# Dataset items
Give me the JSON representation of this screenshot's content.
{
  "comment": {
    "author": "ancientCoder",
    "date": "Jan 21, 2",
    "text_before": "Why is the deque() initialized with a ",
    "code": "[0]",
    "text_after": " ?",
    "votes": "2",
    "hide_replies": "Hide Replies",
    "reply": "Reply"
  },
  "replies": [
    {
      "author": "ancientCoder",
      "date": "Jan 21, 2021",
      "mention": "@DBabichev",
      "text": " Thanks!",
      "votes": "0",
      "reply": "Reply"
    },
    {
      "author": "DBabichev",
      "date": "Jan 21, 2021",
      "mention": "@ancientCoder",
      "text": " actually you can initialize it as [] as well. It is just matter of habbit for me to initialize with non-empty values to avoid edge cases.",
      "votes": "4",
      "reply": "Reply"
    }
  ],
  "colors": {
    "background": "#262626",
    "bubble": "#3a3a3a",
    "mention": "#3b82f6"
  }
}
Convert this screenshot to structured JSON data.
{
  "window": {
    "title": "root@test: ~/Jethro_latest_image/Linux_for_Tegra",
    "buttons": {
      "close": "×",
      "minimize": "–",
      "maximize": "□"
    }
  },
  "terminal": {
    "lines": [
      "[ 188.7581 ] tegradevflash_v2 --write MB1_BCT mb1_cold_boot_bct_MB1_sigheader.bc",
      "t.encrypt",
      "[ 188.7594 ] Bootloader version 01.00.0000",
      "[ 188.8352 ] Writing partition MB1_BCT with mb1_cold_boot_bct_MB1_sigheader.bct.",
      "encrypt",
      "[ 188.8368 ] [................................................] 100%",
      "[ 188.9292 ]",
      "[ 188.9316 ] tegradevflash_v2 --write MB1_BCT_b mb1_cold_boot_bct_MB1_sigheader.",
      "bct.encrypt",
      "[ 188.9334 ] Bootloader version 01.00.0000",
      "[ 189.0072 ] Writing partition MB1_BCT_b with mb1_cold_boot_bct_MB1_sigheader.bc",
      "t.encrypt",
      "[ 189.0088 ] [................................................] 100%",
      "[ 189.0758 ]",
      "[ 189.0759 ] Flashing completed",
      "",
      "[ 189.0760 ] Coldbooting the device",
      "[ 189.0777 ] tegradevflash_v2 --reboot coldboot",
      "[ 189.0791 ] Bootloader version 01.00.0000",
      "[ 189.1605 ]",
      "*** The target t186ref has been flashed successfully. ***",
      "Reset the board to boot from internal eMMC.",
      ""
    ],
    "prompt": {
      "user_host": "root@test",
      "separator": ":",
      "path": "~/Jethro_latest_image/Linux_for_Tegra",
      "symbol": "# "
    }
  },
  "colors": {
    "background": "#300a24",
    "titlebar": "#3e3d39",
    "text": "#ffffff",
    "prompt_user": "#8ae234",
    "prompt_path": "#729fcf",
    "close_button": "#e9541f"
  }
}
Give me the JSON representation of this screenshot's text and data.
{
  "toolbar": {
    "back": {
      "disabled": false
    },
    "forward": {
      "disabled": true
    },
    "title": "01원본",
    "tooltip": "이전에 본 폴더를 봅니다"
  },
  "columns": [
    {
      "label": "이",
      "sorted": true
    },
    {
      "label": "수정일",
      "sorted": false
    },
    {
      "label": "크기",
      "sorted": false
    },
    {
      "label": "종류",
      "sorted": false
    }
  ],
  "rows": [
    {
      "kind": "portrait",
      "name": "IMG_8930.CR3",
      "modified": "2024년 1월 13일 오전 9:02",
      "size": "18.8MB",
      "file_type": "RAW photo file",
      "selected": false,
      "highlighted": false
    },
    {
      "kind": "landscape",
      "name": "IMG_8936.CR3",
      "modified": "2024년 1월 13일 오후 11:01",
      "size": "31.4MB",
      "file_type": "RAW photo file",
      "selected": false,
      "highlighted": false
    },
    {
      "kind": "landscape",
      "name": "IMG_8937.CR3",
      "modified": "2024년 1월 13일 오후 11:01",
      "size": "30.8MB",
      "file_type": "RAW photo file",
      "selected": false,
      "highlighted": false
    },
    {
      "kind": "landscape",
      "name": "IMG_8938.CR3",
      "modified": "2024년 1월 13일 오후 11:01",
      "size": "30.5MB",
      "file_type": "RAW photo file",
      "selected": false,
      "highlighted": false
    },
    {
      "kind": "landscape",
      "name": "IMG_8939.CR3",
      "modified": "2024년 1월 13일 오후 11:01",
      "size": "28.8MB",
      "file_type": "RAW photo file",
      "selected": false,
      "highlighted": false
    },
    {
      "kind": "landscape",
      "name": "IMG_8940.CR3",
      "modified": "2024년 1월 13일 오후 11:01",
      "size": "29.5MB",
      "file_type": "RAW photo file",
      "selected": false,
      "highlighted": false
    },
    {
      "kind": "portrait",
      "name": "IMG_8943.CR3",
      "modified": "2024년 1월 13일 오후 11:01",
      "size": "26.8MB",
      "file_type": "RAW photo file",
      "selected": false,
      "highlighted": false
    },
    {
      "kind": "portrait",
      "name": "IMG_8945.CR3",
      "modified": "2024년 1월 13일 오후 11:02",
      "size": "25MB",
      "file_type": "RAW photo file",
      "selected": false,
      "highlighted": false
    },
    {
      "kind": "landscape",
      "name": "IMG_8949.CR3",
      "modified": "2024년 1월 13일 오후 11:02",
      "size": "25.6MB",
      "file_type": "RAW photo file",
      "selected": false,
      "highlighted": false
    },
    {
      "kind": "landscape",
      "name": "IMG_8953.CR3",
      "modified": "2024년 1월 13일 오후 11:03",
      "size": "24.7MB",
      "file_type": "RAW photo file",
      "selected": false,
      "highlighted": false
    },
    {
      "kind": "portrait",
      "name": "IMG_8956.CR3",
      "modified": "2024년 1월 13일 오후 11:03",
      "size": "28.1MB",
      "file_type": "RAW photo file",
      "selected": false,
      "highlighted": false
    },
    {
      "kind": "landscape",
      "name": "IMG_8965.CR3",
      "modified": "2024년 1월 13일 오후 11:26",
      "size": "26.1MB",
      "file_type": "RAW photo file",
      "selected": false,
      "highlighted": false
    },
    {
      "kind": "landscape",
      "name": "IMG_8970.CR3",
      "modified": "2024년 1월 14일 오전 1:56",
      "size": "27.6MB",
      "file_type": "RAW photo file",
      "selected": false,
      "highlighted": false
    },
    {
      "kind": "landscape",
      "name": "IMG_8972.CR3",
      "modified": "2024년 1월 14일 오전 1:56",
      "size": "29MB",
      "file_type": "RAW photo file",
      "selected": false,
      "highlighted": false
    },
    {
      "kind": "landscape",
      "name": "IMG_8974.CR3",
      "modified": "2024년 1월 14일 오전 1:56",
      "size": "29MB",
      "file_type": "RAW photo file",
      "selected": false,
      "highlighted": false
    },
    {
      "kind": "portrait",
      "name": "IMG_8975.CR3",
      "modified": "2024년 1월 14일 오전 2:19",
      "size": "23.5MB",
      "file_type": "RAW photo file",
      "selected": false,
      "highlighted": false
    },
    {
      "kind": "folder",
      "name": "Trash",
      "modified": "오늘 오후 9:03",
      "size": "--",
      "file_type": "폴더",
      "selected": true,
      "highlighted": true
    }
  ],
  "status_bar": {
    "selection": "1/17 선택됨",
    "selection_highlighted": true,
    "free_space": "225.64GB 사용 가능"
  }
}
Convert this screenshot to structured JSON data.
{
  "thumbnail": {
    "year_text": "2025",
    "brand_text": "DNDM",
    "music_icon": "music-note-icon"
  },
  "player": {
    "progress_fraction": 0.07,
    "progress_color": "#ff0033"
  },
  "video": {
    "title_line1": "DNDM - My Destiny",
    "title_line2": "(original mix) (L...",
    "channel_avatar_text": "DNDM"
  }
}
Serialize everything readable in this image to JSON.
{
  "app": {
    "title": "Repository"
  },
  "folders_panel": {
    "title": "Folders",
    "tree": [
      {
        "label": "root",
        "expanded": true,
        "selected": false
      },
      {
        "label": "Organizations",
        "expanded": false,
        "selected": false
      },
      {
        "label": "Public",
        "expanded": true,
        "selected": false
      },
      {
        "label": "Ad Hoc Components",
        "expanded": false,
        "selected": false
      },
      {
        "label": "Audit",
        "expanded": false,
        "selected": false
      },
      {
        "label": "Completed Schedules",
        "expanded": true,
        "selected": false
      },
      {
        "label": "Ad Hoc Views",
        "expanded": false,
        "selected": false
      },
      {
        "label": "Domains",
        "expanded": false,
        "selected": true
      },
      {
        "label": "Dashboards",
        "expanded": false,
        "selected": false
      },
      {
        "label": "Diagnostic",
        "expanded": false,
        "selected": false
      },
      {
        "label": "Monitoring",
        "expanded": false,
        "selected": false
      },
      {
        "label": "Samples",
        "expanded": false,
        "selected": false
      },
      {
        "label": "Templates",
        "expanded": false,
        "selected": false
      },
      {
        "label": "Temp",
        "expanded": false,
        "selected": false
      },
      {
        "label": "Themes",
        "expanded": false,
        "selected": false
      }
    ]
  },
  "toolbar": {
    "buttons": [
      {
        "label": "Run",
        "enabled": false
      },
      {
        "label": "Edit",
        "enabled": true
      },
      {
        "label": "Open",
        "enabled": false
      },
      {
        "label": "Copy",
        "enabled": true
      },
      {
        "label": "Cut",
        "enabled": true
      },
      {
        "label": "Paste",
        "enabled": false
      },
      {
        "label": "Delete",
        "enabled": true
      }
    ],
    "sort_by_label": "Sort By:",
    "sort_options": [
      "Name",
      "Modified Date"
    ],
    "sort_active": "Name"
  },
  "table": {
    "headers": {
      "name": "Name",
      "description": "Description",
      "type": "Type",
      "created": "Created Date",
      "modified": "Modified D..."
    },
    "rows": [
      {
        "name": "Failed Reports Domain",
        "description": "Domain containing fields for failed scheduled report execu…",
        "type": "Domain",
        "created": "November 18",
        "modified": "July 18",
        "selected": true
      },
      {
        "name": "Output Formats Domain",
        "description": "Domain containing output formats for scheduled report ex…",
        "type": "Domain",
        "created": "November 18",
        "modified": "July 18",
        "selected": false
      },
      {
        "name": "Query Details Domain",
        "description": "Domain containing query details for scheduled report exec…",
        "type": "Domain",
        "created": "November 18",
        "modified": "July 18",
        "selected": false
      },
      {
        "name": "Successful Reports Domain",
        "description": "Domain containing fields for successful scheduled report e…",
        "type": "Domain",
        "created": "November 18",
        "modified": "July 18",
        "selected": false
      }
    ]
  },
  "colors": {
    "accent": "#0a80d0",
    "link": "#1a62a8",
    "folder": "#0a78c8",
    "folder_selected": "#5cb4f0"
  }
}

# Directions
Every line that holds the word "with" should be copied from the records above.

# Solution to the exercise
    "text_before": "Why is the deque() initialized with a ",
      "text": " actually you can initialize it as [] as well. It is just matter of habbit for me to initialize with non-empty values to avoid edge cases.",
      "[ 188.8352 ] Writing partition MB1_BCT with mb1_cold_boot_bct_MB1_sigheader.bct.",
      "[ 189.0072 ] Writing partition MB1_BCT_b with mb1_cold_boot_bct_MB1_sigheader.bc",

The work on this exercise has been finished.